X-rays from Isolated Black Holes

Eric Agol (Chandra Fellow, Caltech), Marc Kamionkowski (Caltech)


Galactic stellar-population-synthesis models, chemical-enrichment models, and, as we will show, long-duration Bulge microlensing events all indicate about $\sim 10^8$ stellar-mass black holes reside in the Milky Way. Although black holes are fewer in number than neutron stars, their higher masses, $\sim 6 M_\odot$, and smaller space velocities, $\sigma_v \sim 40$ km/s result in Bondi-Hoyle accretion rates $\sim
2\times 10^3$ times higher than for neutron stars. The greatest uncertainty in computing the brightness of accreting black holes is the unknown efficiency of X-ray production. We demonstrate that radiative feedback reduces the accretion rate for higher efficiencies so that the luminosity varies by a factor of less than 40 for efficiencies from 10-5 to 10-1 and velocity of 40 km/s. Consequently, the number of detectable isolated accreting black holes is comparable to or greater than the number of detectable accreting neutron stars.

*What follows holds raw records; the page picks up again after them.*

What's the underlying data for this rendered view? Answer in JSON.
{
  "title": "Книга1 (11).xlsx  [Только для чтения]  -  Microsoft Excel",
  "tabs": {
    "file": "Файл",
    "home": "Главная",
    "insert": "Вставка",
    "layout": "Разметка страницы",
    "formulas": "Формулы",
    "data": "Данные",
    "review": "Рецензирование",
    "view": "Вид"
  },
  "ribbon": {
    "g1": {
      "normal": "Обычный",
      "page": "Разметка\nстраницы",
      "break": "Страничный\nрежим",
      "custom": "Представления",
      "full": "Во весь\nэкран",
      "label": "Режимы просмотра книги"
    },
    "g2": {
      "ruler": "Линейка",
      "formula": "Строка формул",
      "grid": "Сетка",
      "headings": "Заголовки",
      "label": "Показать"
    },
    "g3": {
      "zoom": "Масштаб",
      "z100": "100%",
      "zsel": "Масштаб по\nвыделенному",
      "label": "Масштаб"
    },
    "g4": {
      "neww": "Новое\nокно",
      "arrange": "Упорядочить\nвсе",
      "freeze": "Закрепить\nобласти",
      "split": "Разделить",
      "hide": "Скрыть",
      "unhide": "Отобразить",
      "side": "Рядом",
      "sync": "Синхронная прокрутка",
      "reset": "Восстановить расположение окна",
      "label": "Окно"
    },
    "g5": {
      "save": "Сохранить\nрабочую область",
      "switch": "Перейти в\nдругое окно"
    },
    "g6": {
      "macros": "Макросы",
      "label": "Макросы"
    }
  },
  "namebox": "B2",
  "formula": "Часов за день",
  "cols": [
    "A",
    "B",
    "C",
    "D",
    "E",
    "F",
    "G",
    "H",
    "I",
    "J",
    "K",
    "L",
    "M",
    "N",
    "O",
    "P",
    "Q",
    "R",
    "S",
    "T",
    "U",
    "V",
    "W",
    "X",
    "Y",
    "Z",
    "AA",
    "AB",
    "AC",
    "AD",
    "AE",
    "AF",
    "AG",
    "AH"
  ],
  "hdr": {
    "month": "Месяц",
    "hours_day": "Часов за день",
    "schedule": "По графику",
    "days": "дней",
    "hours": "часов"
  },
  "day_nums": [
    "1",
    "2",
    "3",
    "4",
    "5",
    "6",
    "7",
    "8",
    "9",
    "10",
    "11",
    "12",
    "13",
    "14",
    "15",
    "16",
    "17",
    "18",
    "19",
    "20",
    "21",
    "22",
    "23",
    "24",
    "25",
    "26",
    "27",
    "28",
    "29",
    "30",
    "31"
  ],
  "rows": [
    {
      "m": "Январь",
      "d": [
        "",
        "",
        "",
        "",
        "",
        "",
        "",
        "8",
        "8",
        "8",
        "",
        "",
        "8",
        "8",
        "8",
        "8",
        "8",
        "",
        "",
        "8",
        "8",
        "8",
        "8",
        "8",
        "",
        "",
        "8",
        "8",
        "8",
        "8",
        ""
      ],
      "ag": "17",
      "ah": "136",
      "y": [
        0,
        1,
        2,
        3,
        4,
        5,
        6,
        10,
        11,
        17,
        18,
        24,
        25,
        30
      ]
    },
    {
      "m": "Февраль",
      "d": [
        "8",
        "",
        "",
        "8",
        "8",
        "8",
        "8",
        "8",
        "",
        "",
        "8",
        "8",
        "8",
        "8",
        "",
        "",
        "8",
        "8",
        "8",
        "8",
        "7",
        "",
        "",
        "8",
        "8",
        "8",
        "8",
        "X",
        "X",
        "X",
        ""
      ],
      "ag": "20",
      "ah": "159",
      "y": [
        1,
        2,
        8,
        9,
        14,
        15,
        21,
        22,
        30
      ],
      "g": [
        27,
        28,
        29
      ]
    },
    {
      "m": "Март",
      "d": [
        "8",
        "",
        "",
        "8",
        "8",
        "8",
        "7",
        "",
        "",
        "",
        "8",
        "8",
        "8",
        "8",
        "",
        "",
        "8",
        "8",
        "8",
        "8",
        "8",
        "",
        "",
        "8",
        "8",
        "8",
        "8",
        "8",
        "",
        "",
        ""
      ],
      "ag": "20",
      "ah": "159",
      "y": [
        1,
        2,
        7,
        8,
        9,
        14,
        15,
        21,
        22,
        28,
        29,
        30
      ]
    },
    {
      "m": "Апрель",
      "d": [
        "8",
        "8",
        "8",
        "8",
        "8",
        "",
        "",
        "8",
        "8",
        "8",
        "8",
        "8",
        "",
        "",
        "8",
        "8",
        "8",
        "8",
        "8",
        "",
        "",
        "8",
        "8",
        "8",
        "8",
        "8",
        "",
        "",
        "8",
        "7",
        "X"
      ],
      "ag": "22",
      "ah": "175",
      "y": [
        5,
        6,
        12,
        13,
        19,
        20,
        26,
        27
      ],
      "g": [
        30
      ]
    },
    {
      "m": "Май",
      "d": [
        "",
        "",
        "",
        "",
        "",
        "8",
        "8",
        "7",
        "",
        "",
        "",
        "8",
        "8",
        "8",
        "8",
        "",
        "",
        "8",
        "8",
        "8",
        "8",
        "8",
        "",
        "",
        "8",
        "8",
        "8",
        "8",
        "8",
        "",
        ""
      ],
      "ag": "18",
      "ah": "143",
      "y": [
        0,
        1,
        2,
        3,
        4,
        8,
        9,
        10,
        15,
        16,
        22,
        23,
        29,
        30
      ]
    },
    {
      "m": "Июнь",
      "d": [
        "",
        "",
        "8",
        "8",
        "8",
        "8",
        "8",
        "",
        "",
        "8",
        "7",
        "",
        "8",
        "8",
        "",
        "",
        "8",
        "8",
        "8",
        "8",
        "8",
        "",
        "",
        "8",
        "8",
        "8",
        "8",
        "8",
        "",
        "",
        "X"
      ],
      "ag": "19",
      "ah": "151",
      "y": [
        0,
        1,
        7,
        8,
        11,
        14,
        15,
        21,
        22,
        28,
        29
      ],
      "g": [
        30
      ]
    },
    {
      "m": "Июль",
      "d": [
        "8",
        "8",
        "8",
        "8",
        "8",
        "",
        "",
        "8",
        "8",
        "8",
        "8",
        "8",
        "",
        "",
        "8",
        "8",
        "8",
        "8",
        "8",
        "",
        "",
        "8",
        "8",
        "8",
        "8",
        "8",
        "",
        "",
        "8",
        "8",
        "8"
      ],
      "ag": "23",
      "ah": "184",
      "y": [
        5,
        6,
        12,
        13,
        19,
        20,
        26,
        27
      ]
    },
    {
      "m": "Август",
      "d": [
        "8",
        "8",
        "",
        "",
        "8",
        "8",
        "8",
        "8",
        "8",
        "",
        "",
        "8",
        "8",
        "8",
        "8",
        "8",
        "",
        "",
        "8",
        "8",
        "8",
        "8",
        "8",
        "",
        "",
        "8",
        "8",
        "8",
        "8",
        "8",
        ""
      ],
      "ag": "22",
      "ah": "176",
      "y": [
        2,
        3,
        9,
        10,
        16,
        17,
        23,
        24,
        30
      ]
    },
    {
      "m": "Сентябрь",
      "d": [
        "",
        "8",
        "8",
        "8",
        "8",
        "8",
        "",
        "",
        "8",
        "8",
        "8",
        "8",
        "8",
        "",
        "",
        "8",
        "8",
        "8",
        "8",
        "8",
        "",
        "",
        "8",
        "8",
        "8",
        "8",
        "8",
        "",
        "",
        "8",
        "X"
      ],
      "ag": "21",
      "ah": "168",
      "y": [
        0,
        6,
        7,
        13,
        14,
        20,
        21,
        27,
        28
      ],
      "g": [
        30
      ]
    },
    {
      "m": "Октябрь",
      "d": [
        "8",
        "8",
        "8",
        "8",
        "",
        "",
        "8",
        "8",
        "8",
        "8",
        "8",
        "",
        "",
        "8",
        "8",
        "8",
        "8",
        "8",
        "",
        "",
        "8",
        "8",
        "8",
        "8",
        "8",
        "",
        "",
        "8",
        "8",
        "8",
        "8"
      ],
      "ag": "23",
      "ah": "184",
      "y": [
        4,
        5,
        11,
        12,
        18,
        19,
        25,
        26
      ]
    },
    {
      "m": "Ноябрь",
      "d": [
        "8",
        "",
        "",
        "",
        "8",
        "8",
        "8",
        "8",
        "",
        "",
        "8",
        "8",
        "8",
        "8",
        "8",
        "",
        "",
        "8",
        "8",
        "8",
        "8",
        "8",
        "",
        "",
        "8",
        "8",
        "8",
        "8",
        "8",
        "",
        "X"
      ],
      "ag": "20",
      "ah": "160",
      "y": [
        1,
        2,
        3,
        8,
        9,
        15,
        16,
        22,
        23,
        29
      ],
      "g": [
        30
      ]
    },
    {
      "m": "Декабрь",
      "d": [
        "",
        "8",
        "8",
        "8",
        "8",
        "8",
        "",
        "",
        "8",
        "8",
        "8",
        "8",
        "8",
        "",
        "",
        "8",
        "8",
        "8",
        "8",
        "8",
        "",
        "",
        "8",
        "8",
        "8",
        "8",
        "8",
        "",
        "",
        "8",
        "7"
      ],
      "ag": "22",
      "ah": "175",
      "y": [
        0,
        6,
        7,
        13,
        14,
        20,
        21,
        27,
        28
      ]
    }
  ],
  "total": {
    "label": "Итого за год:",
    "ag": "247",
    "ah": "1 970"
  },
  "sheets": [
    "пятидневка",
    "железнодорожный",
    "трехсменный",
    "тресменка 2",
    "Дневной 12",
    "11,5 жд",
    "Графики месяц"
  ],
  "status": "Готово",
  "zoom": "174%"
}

We estimate that up to 10 isolated black holes within the Milky Way should accrete at $\dot M > 10^{15}$ g/s, comparable to accretion rates inferred for black-hole X-ray binaries. We make predictions for the number of isolated accreting black holes in our Galaxy that can be detected with X-ray surveys, concluding that all-sky surveys require a depth of <10-14 erg/cm2/s/dex to find isolated accreting black holes or neutron stars, given the assumptions of our calculation. Deeper surveys of the Galactic plane with Chandra or XMM may find a few to hundreds of these objects.



Himel Ghosh